All credit cards must send you the refund amount within seven days of sending them a written request. Make sure to follow up if you haven’t heard back from them in seven days to ensure it was issued and processed correctly.

It is also important to remember that all creditors have their policies in place in addition to legal requirements. Reading up on your credit card company’s procedures on responding to a negative credit card balance can help you understand how you can approach such a solution.

This advice is especially important since creditors are not obligated to revert if they cannot trace important details such as your current location, etc.

Let your account reflect a negative credit card balance

A negative credit card balance isn’t necessarily a disadvantage, and you can always wait for your credit card issuer to rectify the issue. Even going several months with a negative balance will likely not cause any harm.

You can take the time to figure out whether you want to make purchases with the balance amount or close the account and request the amount back.

What to do if your negative balance is very significant

A negative credit card balance is usually not something to worry about.

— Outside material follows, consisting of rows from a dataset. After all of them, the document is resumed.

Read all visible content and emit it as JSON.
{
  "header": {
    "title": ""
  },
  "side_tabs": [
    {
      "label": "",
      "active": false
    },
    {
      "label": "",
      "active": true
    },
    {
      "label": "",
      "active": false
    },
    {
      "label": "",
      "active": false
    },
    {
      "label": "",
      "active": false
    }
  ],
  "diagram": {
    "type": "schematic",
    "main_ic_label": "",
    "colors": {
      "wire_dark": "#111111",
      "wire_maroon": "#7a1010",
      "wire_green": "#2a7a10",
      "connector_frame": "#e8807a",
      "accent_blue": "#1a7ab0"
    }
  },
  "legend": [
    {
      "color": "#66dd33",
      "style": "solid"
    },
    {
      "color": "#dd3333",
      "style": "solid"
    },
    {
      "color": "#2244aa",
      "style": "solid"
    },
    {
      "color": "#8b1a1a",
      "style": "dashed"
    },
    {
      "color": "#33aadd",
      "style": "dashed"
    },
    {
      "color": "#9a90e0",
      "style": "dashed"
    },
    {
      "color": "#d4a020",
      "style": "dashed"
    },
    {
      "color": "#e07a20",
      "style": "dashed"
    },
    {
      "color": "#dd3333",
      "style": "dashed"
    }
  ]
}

But it may trigger a fraud alert if the negative balance amount is very significant.

In cases where you accidentally added an extra zero to your payment amount, your credit card company may get suspicious of financial fraud. The company may either freeze your account or close it in this unlikely scenario.

Either reaction can cause inconveniences. The ideal response is to call your credit card company as soon as you see this large figure reflect in your account. They will likely immediately work to rectify this error.

How a negative balance affects your credit score

A negative balance does not impact your credit score in any way. Economically speaking, the lower the utilization ratio (the amount of credit you have used compared to the amount available), the better it is for your credit score.

However, it is also important to remember that overpaying your bills to have a negative credit card balance will not boost your credit score. Your credit card limit will also remain the same, although it can temporarily impact how much you can spend.

To put this in perspective, if your credit card limit is currently $5,000 and your credit card balance is -$500, your credit card limit will not become $5,500.

Legal recourse: Truth In Lending Act It is important to be aware of your rights. While you can use the negative balance amount in various ways, you always have legal recourse in the rare case your creditor does not take accountability.

Thanks to the Truth In Lending Act, all consumers who use credit are protected. The law offers guidelines that creditors must follow when dealing with a negative credit balance situation in their consumers’ accounts.

Under the act, your credit card company can do any of the following:

  • Refund your credit balance amount right away
  • Grant a refund before you put in a request
  • Send the money to you after you put in a formal (oral/online) request for it

You’re good to go, even if your credit balance is negative A negative credit card balance does not have any long-term impact on your financial affairs, so you have nothing to worry about. But it is usually wise to be cautious since managing your credit card bills is key to your financial freedom.

Mismanagement of your credit card can lead to a bad credit score, and you may be subject to high-interest rates. You may miss out on many benefits and have fewer lenders willing to loan you money.

Signing up for early access to Vital can help you boost your credit score and get 1.5% cash back on all purchases. We also offer world-class customer service and are happy to help if you doubt your credit card bill.


Fair Credit Billing Act | Federal Trade Commission

Disputing Credit Card Charges | FTC Consumer Information

Truth in Lending | OCC

VITAL Card blog posts are intended for informational purposes only and should not be considered financial or any other type of advice.